───── Task data

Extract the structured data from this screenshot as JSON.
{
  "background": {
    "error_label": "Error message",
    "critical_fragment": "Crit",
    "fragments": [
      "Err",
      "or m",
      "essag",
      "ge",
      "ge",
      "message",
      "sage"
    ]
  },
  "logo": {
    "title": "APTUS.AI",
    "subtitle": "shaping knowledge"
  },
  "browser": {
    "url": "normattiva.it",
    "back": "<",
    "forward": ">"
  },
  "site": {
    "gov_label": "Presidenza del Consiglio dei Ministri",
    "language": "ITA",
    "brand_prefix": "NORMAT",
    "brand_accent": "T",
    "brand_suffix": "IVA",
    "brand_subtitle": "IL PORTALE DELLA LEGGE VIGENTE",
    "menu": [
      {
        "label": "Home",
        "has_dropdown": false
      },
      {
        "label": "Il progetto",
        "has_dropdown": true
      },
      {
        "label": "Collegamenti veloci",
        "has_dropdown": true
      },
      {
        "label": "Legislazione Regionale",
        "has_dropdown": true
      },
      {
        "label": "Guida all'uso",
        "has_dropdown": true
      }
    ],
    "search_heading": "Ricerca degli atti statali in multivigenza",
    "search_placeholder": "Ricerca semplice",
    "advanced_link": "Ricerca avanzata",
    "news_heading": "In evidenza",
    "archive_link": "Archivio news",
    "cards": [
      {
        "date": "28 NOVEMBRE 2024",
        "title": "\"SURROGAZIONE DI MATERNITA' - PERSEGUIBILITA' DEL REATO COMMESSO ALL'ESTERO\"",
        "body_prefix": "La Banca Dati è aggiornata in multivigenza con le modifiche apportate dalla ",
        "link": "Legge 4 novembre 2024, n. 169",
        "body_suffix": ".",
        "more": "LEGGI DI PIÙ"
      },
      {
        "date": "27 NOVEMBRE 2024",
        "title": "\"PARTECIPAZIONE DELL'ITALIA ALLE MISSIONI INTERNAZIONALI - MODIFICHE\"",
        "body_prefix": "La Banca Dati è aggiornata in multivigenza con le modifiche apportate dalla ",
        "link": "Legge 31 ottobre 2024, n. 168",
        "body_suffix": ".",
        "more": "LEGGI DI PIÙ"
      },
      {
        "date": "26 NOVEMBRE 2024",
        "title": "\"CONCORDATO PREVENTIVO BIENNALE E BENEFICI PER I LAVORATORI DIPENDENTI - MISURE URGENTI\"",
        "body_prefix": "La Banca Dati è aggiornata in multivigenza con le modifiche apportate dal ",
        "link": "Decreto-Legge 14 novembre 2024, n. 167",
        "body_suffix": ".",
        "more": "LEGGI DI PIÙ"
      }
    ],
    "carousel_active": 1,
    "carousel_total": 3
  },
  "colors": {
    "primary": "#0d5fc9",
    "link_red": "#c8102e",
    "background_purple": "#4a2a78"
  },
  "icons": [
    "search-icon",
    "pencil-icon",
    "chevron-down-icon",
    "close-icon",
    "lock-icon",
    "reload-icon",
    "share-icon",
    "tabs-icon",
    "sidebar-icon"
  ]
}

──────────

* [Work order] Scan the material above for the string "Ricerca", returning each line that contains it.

* [Task solution]
    "search_heading": "Ricerca degli atti statali in multivigenza",
    "search_placeholder": "Ricerca semplice",
    "advanced_link": "Ricerca avanzata",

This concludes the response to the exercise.